a family affair

2001

Written and Directed by: Helen Lesnick

Halfway through a screening of A Family Affair it was palpable that the audience was polarised right down the middle. There were those who were loving the film and those who were clearly waiting for the clock to run down so they could get the hell out of there.

The latter group probably never got past the fact that one of the lovers looked and acted like she'd just walked off the set of Days of Our Lives, with big hair and make-up intact. Some people I spoke to told me they thought the lead characters had no chemistry, that the two female leads weren't appealing, or that they simply just didn't look gay. (I'm sure lesbian writer/director/star Helen Lesnick would be interested to know that some audiences just didn't buy her as a dyke!)

I fell into the former category, a group I suspect was made up of more than one person who got a kick out of the hilarious It's In The Water. I put these films into the same subset of the lesbian genre - films meant to take a swift kick at people who take being gay too seriously, while still providing an appealing love story and a conclusion that was satisfactorily happy and romantic. In fact, I think this was the only film I saw at the 2002 Sydney Gay and Lesbian film festival that boasted a truly happy ending.

Rachel Rosen, a bitter, cynical, New York jewish dyke, moves to California to live near her parents and to escape the clutches of an ex-lover who she has been in an on again-off again relationship with for six years. Rachel has almost the opposite problem of most gays and lesbians - her mother is so proud of her gay daughter that she's become a miltant member of PFLAG. Her life revolves around her daughter's sexuality, while Rachel just wants to be left alone to write and wallow in self pity.

After some disastrous dates to try and get back into the swing of the whole relationship thing, Rachel finally agrees to a blind date set up by, of all people, her interfering mother. Then the impossible happens - she meets Christine, a blond-haired, blue-eyed Californian poster-child - and falls in love.

Suddenly, faced with the possibility of being happy and committed for the first time in her life, Rachel panics and falls back into the arms of her scheming ex-lover Reggie (an interesting appearance by an old favourite Michelle Greene of LA Law fame) who flies over from New York to win Rachel back to her old, carefree life. Will Rachel come to her senses and realise that Christine is the real love of her life? Don't worry, I don't think you'll lose any sleep over it.

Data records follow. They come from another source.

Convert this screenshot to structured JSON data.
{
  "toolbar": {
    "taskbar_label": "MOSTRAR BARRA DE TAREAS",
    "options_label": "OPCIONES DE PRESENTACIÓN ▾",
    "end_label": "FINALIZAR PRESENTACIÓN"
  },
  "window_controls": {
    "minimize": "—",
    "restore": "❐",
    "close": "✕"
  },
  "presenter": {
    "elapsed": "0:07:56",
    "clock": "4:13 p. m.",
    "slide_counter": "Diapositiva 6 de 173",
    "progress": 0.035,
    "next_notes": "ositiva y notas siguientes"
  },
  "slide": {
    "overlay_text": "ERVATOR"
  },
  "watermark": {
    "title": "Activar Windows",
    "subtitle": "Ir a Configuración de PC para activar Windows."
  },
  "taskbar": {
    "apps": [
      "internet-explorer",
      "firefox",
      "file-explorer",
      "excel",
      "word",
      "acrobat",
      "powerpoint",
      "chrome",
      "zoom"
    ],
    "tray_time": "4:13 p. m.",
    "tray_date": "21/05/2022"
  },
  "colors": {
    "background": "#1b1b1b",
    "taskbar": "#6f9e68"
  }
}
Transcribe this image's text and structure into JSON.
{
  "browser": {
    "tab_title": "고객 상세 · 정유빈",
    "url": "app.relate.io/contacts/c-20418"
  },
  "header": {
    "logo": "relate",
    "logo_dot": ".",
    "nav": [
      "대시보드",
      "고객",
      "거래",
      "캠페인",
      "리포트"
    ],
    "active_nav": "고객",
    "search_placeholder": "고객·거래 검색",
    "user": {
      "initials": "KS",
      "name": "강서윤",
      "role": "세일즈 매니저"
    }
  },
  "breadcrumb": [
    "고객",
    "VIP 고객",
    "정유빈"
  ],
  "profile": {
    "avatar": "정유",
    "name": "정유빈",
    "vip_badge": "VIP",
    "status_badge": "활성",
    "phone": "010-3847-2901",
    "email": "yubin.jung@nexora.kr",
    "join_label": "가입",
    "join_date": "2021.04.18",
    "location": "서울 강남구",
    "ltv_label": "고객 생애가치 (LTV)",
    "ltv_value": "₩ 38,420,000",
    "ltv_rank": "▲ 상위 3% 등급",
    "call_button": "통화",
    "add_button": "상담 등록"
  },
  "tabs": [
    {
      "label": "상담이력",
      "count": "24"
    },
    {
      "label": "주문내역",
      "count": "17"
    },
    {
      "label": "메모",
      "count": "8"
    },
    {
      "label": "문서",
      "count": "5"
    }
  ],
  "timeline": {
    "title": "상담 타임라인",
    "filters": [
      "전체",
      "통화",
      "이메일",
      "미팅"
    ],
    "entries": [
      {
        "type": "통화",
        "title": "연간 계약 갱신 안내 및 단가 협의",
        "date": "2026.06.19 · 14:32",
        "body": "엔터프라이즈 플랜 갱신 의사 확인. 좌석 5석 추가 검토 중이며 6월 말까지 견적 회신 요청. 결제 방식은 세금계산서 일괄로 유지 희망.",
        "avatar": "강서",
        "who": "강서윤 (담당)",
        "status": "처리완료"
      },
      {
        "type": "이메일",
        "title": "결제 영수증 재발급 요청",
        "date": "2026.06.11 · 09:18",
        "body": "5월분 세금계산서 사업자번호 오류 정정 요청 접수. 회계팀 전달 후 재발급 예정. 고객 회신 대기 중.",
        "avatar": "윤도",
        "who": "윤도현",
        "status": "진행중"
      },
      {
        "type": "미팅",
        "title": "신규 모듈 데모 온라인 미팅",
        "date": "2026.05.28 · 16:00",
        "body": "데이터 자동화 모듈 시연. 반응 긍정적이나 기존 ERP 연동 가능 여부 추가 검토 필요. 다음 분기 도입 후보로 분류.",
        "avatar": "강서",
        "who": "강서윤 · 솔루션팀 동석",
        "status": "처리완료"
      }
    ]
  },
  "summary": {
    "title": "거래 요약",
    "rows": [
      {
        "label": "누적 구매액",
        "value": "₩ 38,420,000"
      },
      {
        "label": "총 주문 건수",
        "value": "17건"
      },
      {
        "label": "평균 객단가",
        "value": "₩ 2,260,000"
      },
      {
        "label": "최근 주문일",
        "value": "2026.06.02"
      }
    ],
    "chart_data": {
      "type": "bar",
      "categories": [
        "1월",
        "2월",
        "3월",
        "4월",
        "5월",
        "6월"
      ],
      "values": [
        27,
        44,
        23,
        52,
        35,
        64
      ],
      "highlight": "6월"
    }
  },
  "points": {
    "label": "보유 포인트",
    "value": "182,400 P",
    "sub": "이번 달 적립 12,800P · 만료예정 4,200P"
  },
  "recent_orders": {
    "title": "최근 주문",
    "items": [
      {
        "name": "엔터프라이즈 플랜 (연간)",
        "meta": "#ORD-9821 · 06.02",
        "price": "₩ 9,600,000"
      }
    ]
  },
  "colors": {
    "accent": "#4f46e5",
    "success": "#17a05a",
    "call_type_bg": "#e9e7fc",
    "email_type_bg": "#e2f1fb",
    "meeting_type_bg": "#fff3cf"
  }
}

Despite the predictable main storyline, there are a lot of other themes mixed up in here, some of them fairly new territory. The PFLAG obsessed mother is side-splittingly funny and is, I feel, an extended thank you to all the parents out there supporting their gay children with pride and understanding. The scenes dealing with religious beliefs and reconciling them with being gay seem sometimes a little preachy, but they do touch on a subject area that has been lacking serious exploration in both gay/lesbian film and literature.

In the end though, this was a film that played for laughs, and it sure is nice to get a lesbian film that mixes some comedy with its angst. Gay men seem to get all the fun where romantic comedies are concerned. I welcome this film into the lesbian canon with open arms, and hope sincerely that other directors follow suit and prove once and for all that lesbians really can laugh at themselves.

Got a comment? Write to me at nancyamazon@gmail.com